*Driver shortage?

There wouldn’t be one if our all of our over-the-road units were properly optimized every day, in every way. There would be an adequate number of talented drivers to handle the optimized volume.

*Lousy road surfaces, especially in the freeze-thaw north?

Our highways would last longer if we didn’t waste millions of driver miles nationwide, pounding the pavement into potholes.

*Industry consumption of tires, drive trains, and related equipment?

Everything will last proportionately longer if load efficiency is increased.

*Our continued reputation problems with the general public?

Think how much better we would look if we actually were “green” and practiced what we preached.

-Response to August 2016 Crain’s Detroit Blog on: ‘Truck Driver Shortage Could Threaten Supply Chains’

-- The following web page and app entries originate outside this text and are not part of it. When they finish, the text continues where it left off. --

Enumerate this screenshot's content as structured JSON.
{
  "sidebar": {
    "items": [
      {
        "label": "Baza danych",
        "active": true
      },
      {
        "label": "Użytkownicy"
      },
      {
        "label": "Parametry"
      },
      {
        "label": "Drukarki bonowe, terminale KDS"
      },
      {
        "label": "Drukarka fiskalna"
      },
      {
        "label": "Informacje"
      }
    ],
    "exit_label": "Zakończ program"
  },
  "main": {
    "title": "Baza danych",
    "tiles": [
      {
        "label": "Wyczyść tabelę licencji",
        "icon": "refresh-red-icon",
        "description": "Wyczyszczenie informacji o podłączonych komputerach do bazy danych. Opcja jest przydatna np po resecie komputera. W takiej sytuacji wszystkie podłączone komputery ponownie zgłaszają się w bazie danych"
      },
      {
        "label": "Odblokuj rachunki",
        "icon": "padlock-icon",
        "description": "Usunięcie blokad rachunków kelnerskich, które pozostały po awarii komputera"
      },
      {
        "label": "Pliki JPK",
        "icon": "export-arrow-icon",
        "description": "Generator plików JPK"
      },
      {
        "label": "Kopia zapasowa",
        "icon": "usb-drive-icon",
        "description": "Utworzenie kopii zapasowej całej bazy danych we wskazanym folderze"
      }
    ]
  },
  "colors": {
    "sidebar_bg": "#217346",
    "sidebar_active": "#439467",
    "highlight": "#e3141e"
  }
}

From: Mike Dargis, Zip Xpress Inc President / Green Transportation Inc. Owner